As CIN went to press, Carnival traded for $13 1/8 (up slightly from 12 5/8 following the acquisition announcement) on the American Exchange and Gotaas Larsen traded for $38 on the NASDAQ, more than double its low for the yearly period and up $2 from its recent high of $36.


RCCL has become one of the big three Miami cruise lines and has built a reputation for quality, positioning it above Carnival and NCL in the marketplace.

RCCL, a partnership, operates five ships in the Caribbean and is owned in equal one-third shares by Gotaas-Larsen, I.M. Skaugen and Anders Wilhelmsen.

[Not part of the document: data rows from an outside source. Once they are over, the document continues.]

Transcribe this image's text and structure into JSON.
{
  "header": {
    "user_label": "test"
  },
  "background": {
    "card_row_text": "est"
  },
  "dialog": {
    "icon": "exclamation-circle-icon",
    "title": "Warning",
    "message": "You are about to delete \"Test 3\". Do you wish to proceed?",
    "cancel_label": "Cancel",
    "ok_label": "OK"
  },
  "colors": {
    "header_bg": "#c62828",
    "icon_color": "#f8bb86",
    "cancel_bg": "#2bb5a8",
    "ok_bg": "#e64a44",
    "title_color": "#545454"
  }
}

Operating downmarket from Carnival is Admiral Cruises, a corporation, which operates three ships on the Pacific Coast and in the Caribbean and has placed an order for a fourth vessel. Admiral is owned 51 percent by Gotaas­ Larsen and 49 percent by three private companies in varying proportions, including I.M. Skaugen and Anders Wilhelmsen. Admiral is the result of a 1986 merger between Eastern, Western and Sundance Cruise Lines.

Gotaas-Larsen was founded in 1946 by Norwegians Trygve Gotaas and Harry Irgens Larsen. In 1963, the American IU International Corporation took over and brought Seabrook aboard.

Gotaas-Larsen operates and charters some 22 gas carriers and tankers, but American investment analysts have recently recommended its shares partly for its cruise business.


Earlier this year, the owners of RCCL and Admiral agreed to merge their businesses under a newly formed holding company, Royal Admiral Cruises. Under that merger, Gotaas-Larsen would ultimately hold a 36.16 percent interest.

This year, Gotaas-Larsen has reported significantly improved profits from its cruise division over 1987. It said its net profits rose to $17.6 million in the second quarter compared to $7.9 million in the same period last year.

Gotaas-Larsen also said it expected to strengthen its cruise holdings by forming the new holding company, Royal Admiral Cruises, for Royal Caribbean Cruise Line and Admiral Cruise Line.

Gotaas-Larsen apparently changed its mind when Carnival made its offer.